**Exercise prompt**
Every line below that holds the string "JSON" should be copied.
(Data records Opens)
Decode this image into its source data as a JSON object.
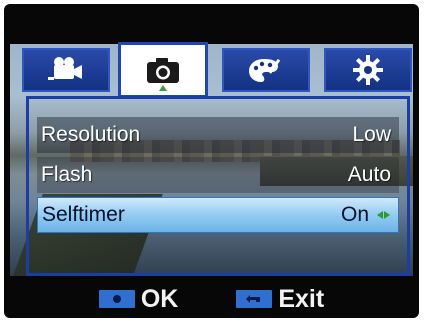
{
  "tabs": [
    {
      "icon": "video-camera-icon",
      "active": false
    },
    {
      "icon": "camera-icon",
      "active": true
    },
    {
      "icon": "palette-icon",
      "active": false
    },
    {
      "icon": "settings-gear-icon",
      "active": false
    }
  ],
  "menu": {
    "items": [
      {
        "label": "Resolution",
        "value": "Low",
        "selected": false
      },
      {
        "label": "Flash",
        "value": "Auto",
        "selected": false
      },
      {
        "label": "Selftimer",
        "value": "On",
        "selected": true
      }
    ]
  },
  "footer": {
    "ok_label": "OK",
    "exit_label": "Exit"
  },
  "colors": {
    "tab_blue": "#123284",
    "frame_blue": "#1b3ea6",
    "highlight": "#92cbf2",
    "key_blue": "#2f6fd0",
    "arrow_green": "#2e9b2e"
  }
}
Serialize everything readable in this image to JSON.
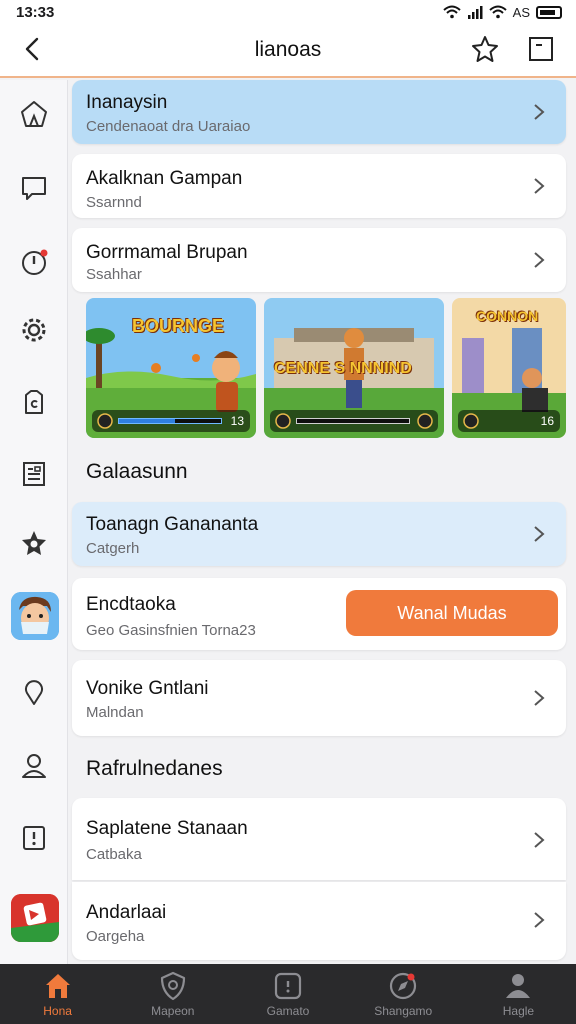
{
  "status": {
    "time": "13:33",
    "signal_text": "AS"
  },
  "header": {
    "title": "lianoas"
  },
  "list_top": [
    {
      "title": "Inanaysin",
      "subtitle": "Cendenaoat dra Uaraiao"
    },
    {
      "title": "Akalknan Gampan",
      "subtitle": "Ssarnnd"
    },
    {
      "title": "Gorrmamal Brupan",
      "subtitle": "Ssahhar"
    }
  ],
  "game_cards": [
    {
      "title": "BOURNGE",
      "count": "13",
      "bar_fraction": 0.55
    },
    {
      "title": "CENNE S NNNIND",
      "count": "",
      "bar_fraction": 0.0
    },
    {
      "title": "CONNON",
      "count": "16",
      "bar_fraction": 0.0
    }
  ],
  "section1": {
    "heading": "Galaasunn"
  },
  "list_mid": [
    {
      "title": "Toanagn Ganananta",
      "subtitle": "Catgerh"
    },
    {
      "title": "Encdtaoka",
      "subtitle": "Geo  Gasinsfnien Torna23",
      "button": "Wanal Mudas"
    },
    {
      "title": "Vonike Gntlani",
      "subtitle": "Malndan"
    }
  ],
  "section2": {
    "heading": "Rafrulnedanes"
  },
  "list_bottom": [
    {
      "title": "Saplatene Stanaan",
      "subtitle": "Catbaka"
    },
    {
      "title": "Andarlaai",
      "subtitle": "Oargeha"
    }
  ],
  "bottom_nav": [
    {
      "label": "Hona",
      "icon": "home-icon",
      "active": true
    },
    {
      "label": "Mapeon",
      "icon": "shield-icon",
      "active": false
    },
    {
      "label": "Gamato",
      "icon": "gamepad-icon",
      "active": false
    },
    {
      "label": "Shangamo",
      "icon": "compass-icon",
      "active": false
    },
    {
      "label": "Hagle",
      "icon": "person-icon",
      "active": false
    }
  ],
  "colors": {
    "accent": "#f07a3c",
    "highlight_row": "#b8dcf6",
    "nav_bg": "#2a2a2c"
  }
}
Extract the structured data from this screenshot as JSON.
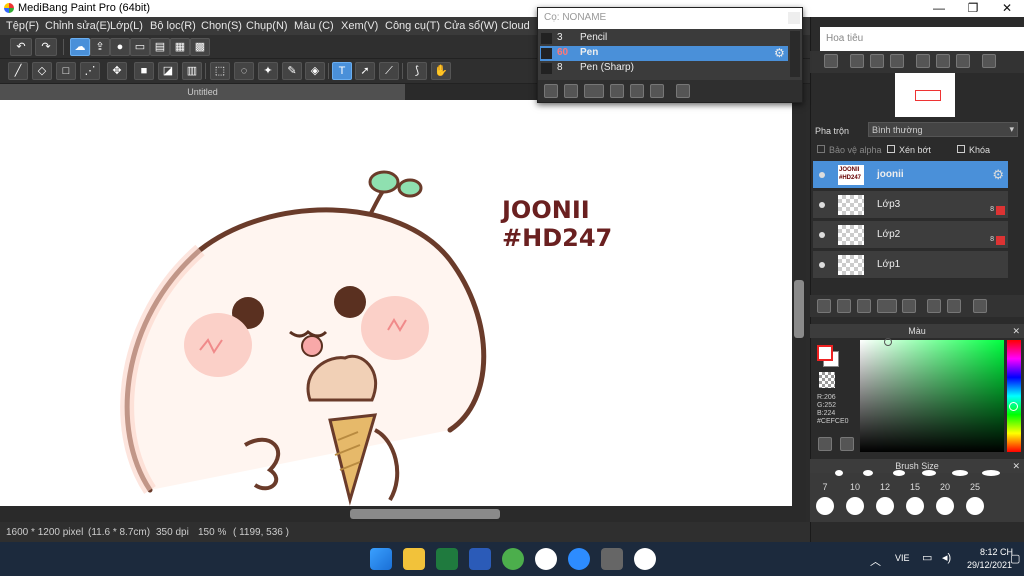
{
  "window": {
    "title": "MediBang Paint Pro (64bit)",
    "min": "—",
    "max": "❐",
    "close": "✕"
  },
  "menu": [
    "Tệp(F)",
    "Chỉnh sửa(E)",
    "Lớp(L)",
    "Bộ lọc(R)",
    "Chọn(S)",
    "Chụp(N)",
    "Màu (C)",
    "Xem(V)",
    "Công cụ(T)",
    "Cửa sổ(W)",
    "Cloud"
  ],
  "toolbar1": [
    "undo-icon",
    "redo-icon",
    "cloud-icon",
    "export-icon",
    "bubble-icon",
    "speech-icon",
    "page-icon",
    "panel-icon",
    "grid-icon"
  ],
  "toolbar2": [
    "brush-icon",
    "eraser-icon",
    "rect-icon",
    "dotline-icon",
    "move-icon",
    "fill-rect-icon",
    "bucket-icon",
    "gradient-icon",
    "select-rect-icon",
    "lasso-icon",
    "magic-wand-icon",
    "select-pen-icon",
    "select-eraser-icon",
    "text-icon",
    "operation-icon",
    "divide-icon",
    "eyedropper-icon",
    "hand-icon"
  ],
  "doc_tab": "Untitled",
  "canvas": {
    "line1": "JOONII",
    "line2": "#HD247"
  },
  "status": {
    "size": "1600 * 1200 pixel",
    "cm": "(11.6 * 8.7cm)",
    "dpi": "350 dpi",
    "zoom": "150 %",
    "coords": "( 1199, 536 )"
  },
  "brush_panel": {
    "header": "Cọ: NONAME",
    "rows": [
      {
        "num": "3",
        "name": "Pencil"
      },
      {
        "num": "60",
        "name": "Pen"
      },
      {
        "num": "8",
        "name": "Pen (Sharp)"
      }
    ]
  },
  "navigator": {
    "title": "Hoa tiêu"
  },
  "layer_props": {
    "blend_label": "Pha trộn",
    "blend_value": "Bình thường",
    "protect_alpha": "Bảo vệ alpha",
    "clipping": "Xén bớt",
    "lock": "Khóa"
  },
  "layers": [
    {
      "name": "joonii",
      "selected": true
    },
    {
      "name": "Lớp3",
      "badge": "8"
    },
    {
      "name": "Lớp2",
      "badge": "8"
    },
    {
      "name": "Lớp1"
    }
  ],
  "color_panel": {
    "title": "Màu",
    "r": "R:206",
    "g": "G:252",
    "b": "B:224",
    "hex": "#CEFCE0",
    "primary": "#ff0000",
    "secondary": "#ffffff"
  },
  "brush_size": {
    "title": "Brush Size",
    "sizes": [
      "7",
      "10",
      "12",
      "15",
      "20",
      "25"
    ]
  },
  "taskbar": {
    "lang": "VIE",
    "time": "8:12 CH",
    "date": "29/12/2021"
  }
}
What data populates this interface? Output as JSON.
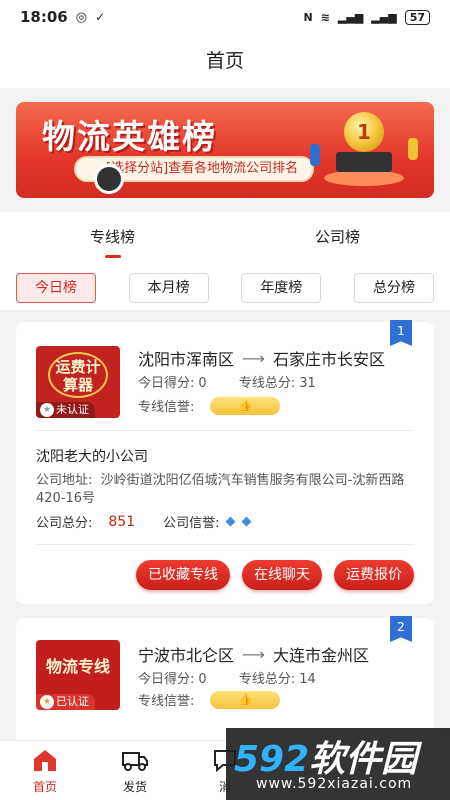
{
  "status_bar": {
    "time": "18:06",
    "battery": "57"
  },
  "header": {
    "title": "首页"
  },
  "banner": {
    "title": "物流英雄榜",
    "subtitle": "[选择分站]查看各地物流公司排名",
    "trophy_rank": "1"
  },
  "main_tabs": [
    {
      "label": "专线榜",
      "active": true
    },
    {
      "label": "公司榜",
      "active": false
    }
  ],
  "sub_tabs": [
    {
      "label": "今日榜",
      "active": true
    },
    {
      "label": "本月榜",
      "active": false
    },
    {
      "label": "年度榜",
      "active": false
    },
    {
      "label": "总分榜",
      "active": false
    }
  ],
  "cards": [
    {
      "rank": "1",
      "logo_text": "运费计算器",
      "auth_status": "未认证",
      "from": "沈阳市浑南区",
      "to": "石家庄市长安区",
      "today_score_label": "今日得分:",
      "today_score": "0",
      "line_total_label": "专线总分:",
      "line_total": "31",
      "credit_label": "专线信誉:",
      "company_name": "沈阳老大的小公司",
      "address_label": "公司地址:",
      "address": "沙岭街道沈阳亿佰城汽车销售服务有限公司-沈新西路420-16号",
      "company_total_label": "公司总分:",
      "company_total": "851",
      "company_credit_label": "公司信誉:",
      "actions": [
        "已收藏专线",
        "在线聊天",
        "运费报价"
      ]
    },
    {
      "rank": "2",
      "logo_text": "物流专线",
      "auth_status": "已认证",
      "from": "宁波市北仑区",
      "to": "大连市金州区",
      "today_score_label": "今日得分:",
      "today_score": "0",
      "line_total_label": "专线总分:",
      "line_total": "14",
      "credit_label": "专线信誉:"
    }
  ],
  "bottom_nav": [
    {
      "label": "首页",
      "icon": "home-icon",
      "active": true
    },
    {
      "label": "发货",
      "icon": "truck-icon",
      "active": false
    },
    {
      "label": "消",
      "icon": "message-icon",
      "active": false
    }
  ],
  "watermark": {
    "brand_num": "592",
    "brand_text": "软件园",
    "url": "www.592xiazai.com"
  },
  "colors": {
    "accent": "#e02a22",
    "rank_badge": "#2f6fd6",
    "score": "#c9251d"
  }
}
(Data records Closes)
**Worked solution**
Decode this image into its source data as a JSON object.
Serialize everything readable in this image to JSON.
Extract the structured data from this screenshot as JSON.
What data populates this interface? Output as JSON.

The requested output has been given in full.